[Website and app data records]
* * * * *
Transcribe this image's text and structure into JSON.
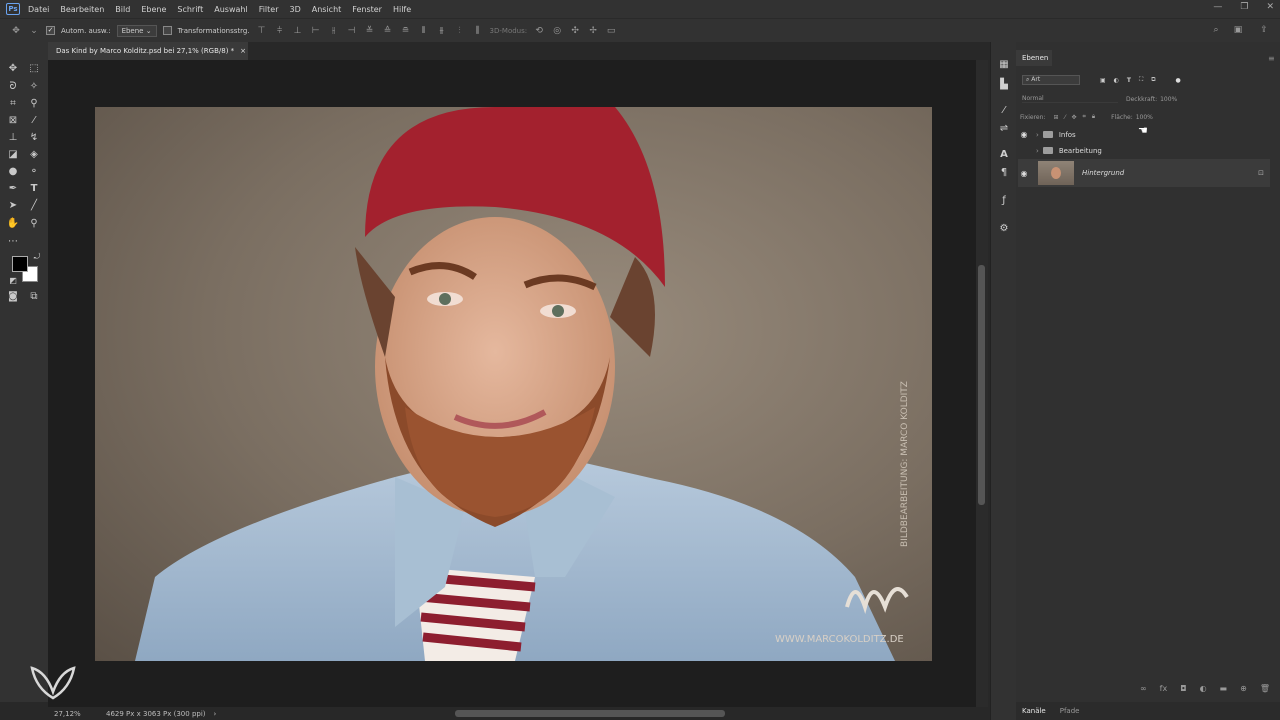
{
  "menubar": {
    "app_icon": "Ps",
    "items": [
      "Datei",
      "Bearbeiten",
      "Bild",
      "Ebene",
      "Schrift",
      "Auswahl",
      "Filter",
      "3D",
      "Ansicht",
      "Fenster",
      "Hilfe"
    ]
  },
  "window_controls": {
    "minimize": "—",
    "restore": "❐",
    "close": "✕"
  },
  "options": {
    "auto_select_label": "Autom. ausw.:",
    "auto_select_value": "Ebene",
    "transform_label": "Transformationsstrg.",
    "mode_3d": "3D-Modus:"
  },
  "document": {
    "tab_title": "Das Kind by Marco Kolditz.psd bei 27,1% (RGB/8) *",
    "close": "×",
    "watermark": "WWW.MARCOKOLDITZ.DE",
    "side_text": "BILDBEARBEITUNG: MARCO KOLDITZ"
  },
  "statusbar": {
    "zoom": "27,12%",
    "doc_size": "4629 Px x 3063 Px (300 ppi)"
  },
  "layers_panel": {
    "tab": "Ebenen",
    "filter": "Art",
    "blend_mode": "Normal",
    "opacity_label": "Deckkraft:",
    "opacity_value": "100%",
    "lock_label": "Fixieren:",
    "fill_label": "Fläche:",
    "fill_value": "100%",
    "layers": [
      {
        "name": "Infos",
        "type": "group",
        "visible": true
      },
      {
        "name": "Bearbeitung",
        "type": "group",
        "visible": false
      },
      {
        "name": "Hintergrund",
        "type": "pixel",
        "visible": true,
        "locked": true
      }
    ]
  },
  "bottom_tabs": [
    "Kanäle",
    "Pfade"
  ]
}
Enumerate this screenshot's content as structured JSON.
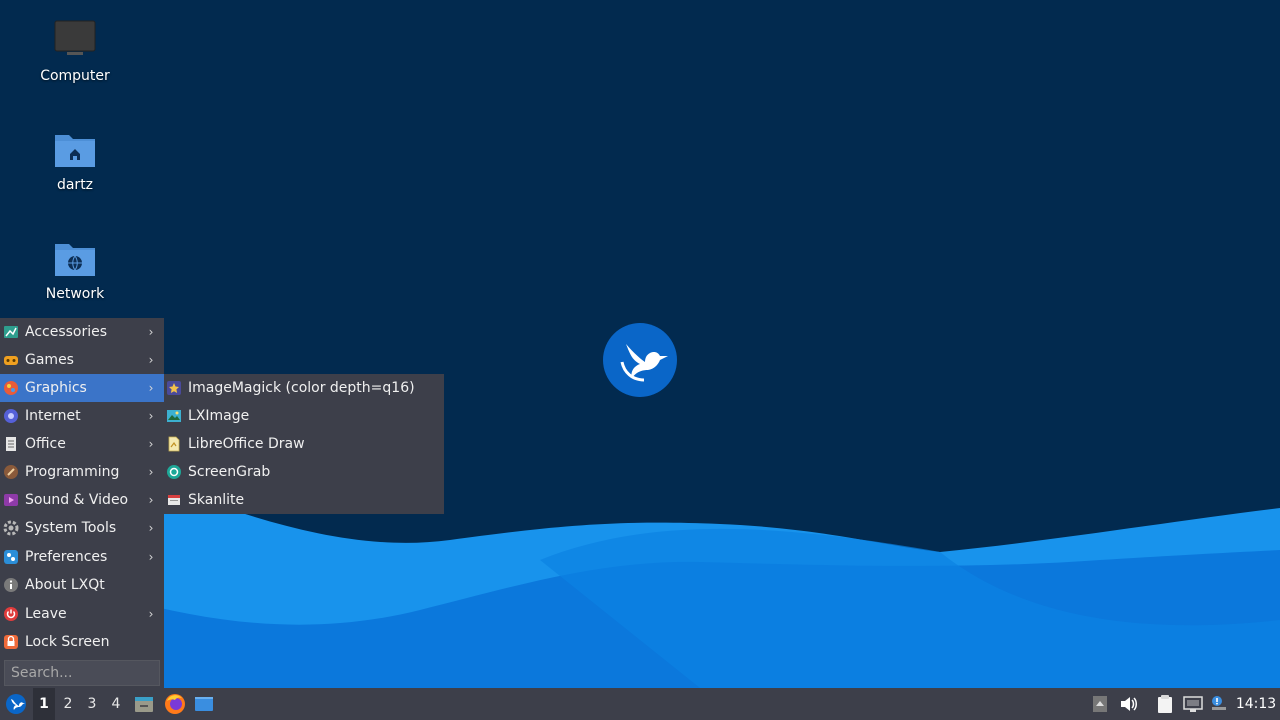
{
  "desktop": {
    "icons": [
      {
        "label": "Computer",
        "icon": "computer-icon"
      },
      {
        "label": "dartz",
        "icon": "home-folder-icon"
      },
      {
        "label": "Network",
        "icon": "network-folder-icon"
      }
    ],
    "logo": "lubuntu-bird-logo"
  },
  "main_menu": {
    "items": [
      {
        "label": "Accessories",
        "icon": "accessories-icon",
        "submenu": true
      },
      {
        "label": "Games",
        "icon": "games-icon",
        "submenu": true
      },
      {
        "label": "Graphics",
        "icon": "graphics-icon",
        "submenu": true,
        "active": true
      },
      {
        "label": "Internet",
        "icon": "internet-icon",
        "submenu": true
      },
      {
        "label": "Office",
        "icon": "office-icon",
        "submenu": true
      },
      {
        "label": "Programming",
        "icon": "programming-icon",
        "submenu": true
      },
      {
        "label": "Sound & Video",
        "icon": "sound-video-icon",
        "submenu": true
      },
      {
        "label": "System Tools",
        "icon": "system-tools-icon",
        "submenu": true
      },
      {
        "label": "Preferences",
        "icon": "preferences-icon",
        "submenu": true
      },
      {
        "label": "About LXQt",
        "icon": "info-icon",
        "submenu": false
      },
      {
        "label": "Leave",
        "icon": "power-icon",
        "submenu": true
      },
      {
        "label": "Lock Screen",
        "icon": "lock-icon",
        "submenu": false
      }
    ],
    "search_placeholder": "Search..."
  },
  "graphics_submenu": {
    "items": [
      {
        "label": "ImageMagick (color depth=q16)",
        "icon": "imagemagick-icon"
      },
      {
        "label": "LXImage",
        "icon": "lximage-icon"
      },
      {
        "label": "LibreOffice Draw",
        "icon": "libreoffice-draw-icon"
      },
      {
        "label": "ScreenGrab",
        "icon": "screengrab-icon"
      },
      {
        "label": "Skanlite",
        "icon": "skanlite-icon"
      }
    ]
  },
  "taskbar": {
    "start_icon": "lubuntu-start-icon",
    "desktops": [
      "1",
      "2",
      "3",
      "4"
    ],
    "current_desktop": "1",
    "launchers": [
      "file-manager-icon",
      "firefox-icon",
      "show-desktop-icon"
    ],
    "tray": [
      "tray-expand-icon",
      "volume-icon",
      "clipboard-icon",
      "network-tray-icon",
      "update-notifier-icon"
    ],
    "clock": "14:13"
  },
  "colors": {
    "desktop_bg": "#022a4f",
    "wave_light": "#1a9cf0",
    "wave_mid": "#0b7fe0",
    "menu_bg": "#3d3f4a",
    "menu_highlight": "#3b74c8"
  }
}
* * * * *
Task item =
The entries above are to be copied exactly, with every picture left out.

Response =
Transcribe this image's text and structure into JSON.
{
  "menubar": {
    "app_icon": "Ps",
    "items": [
      "Datei",
      "Bearbeiten",
      "Bild",
      "Ebene",
      "Schrift",
      "Auswahl",
      "Filter",
      "3D",
      "Ansicht",
      "Fenster",
      "Hilfe"
    ]
  },
  "window_controls": {
    "minimize": "—",
    "restore": "❐",
    "close": "✕"
  },
  "options": {
    "auto_select_label": "Autom. ausw.:",
    "auto_select_value": "Ebene",
    "transform_label": "Transformationsstrg.",
    "mode_3d": "3D-Modus:"
  },
  "document": {
    "tab_title": "Das Kind by Marco Kolditz.psd bei 27,1% (RGB/8) *",
    "close": "×",
    "watermark": "WWW.MARCOKOLDITZ.DE",
    "side_text": "BILDBEARBEITUNG: MARCO KOLDITZ"
  },
  "statusbar": {
    "zoom": "27,12%",
    "doc_size": "4629 Px x 3063 Px (300 ppi)"
  },
  "layers_panel": {
    "tab": "Ebenen",
    "filter": "Art",
    "blend_mode": "Normal",
    "opacity_label": "Deckkraft:",
    "opacity_value": "100%",
    "lock_label": "Fixieren:",
    "fill_label": "Fläche:",
    "fill_value": "100%",
    "layers": [
      {
        "name": "Infos",
        "type": "group",
        "visible": true
      },
      {
        "name": "Bearbeitung",
        "type": "group",
        "visible": false
      },
      {
        "name": "Hintergrund",
        "type": "pixel",
        "visible": true,
        "locked": true
      }
    ]
  },
  "bottom_tabs": [
    "Kanäle",
    "Pfade"
  ]
}
Enumerate this screenshot's content as structured JSON.
{
  "desktop": {
    "icons": [
      {
        "label": "Computer",
        "icon": "computer-icon"
      },
      {
        "label": "dartz",
        "icon": "home-folder-icon"
      },
      {
        "label": "Network",
        "icon": "network-folder-icon"
      }
    ],
    "logo": "lubuntu-bird-logo"
  },
  "main_menu": {
    "items": [
      {
        "label": "Accessories",
        "icon": "accessories-icon",
        "submenu": true
      },
      {
        "label": "Games",
        "icon": "games-icon",
        "submenu": true
      },
      {
        "label": "Graphics",
        "icon": "graphics-icon",
        "submenu": true,
        "active": true
      },
      {
        "label": "Internet",
        "icon": "internet-icon",
        "submenu": true
      },
      {
        "label": "Office",
        "icon": "office-icon",
        "submenu": true
      },
      {
        "label": "Programming",
        "icon": "programming-icon",
        "submenu": true
      },
      {
        "label": "Sound & Video",
        "icon": "sound-video-icon",
        "submenu": true
      },
      {
        "label": "System Tools",
        "icon": "system-tools-icon",
        "submenu": true
      },
      {
        "label": "Preferences",
        "icon": "preferences-icon",
        "submenu": true
      },
      {
        "label": "About LXQt",
        "icon": "info-icon",
        "submenu": false
      },
      {
        "label": "Leave",
        "icon": "power-icon",
        "submenu": true
      },
      {
        "label": "Lock Screen",
        "icon": "lock-icon",
        "submenu": false
      }
    ],
    "search_placeholder": "Search..."
  },
  "graphics_submenu": {
    "items": [
      {
        "label": "ImageMagick (color depth=q16)",
        "icon": "imagemagick-icon"
      },
      {
        "label": "LXImage",
        "icon": "lximage-icon"
      },
      {
        "label": "LibreOffice Draw",
        "icon": "libreoffice-draw-icon"
      },
      {
        "label": "ScreenGrab",
        "icon": "screengrab-icon"
      },
      {
        "label": "Skanlite",
        "icon": "skanlite-icon"
      }
    ]
  },
  "taskbar": {
    "start_icon": "lubuntu-start-icon",
    "desktops": [
      "1",
      "2",
      "3",
      "4"
    ],
    "current_desktop": "1",
    "launchers": [
      "file-manager-icon",
      "firefox-icon",
      "show-desktop-icon"
    ],
    "tray": [
      "tray-expand-icon",
      "volume-icon",
      "clipboard-icon",
      "network-tray-icon",
      "update-notifier-icon"
    ],
    "clock": "14:13"
  },
  "colors": {
    "desktop_bg": "#022a4f",
    "wave_light": "#1a9cf0",
    "wave_mid": "#0b7fe0",
    "menu_bg": "#3d3f4a",
    "menu_highlight": "#3b74c8"
  }
}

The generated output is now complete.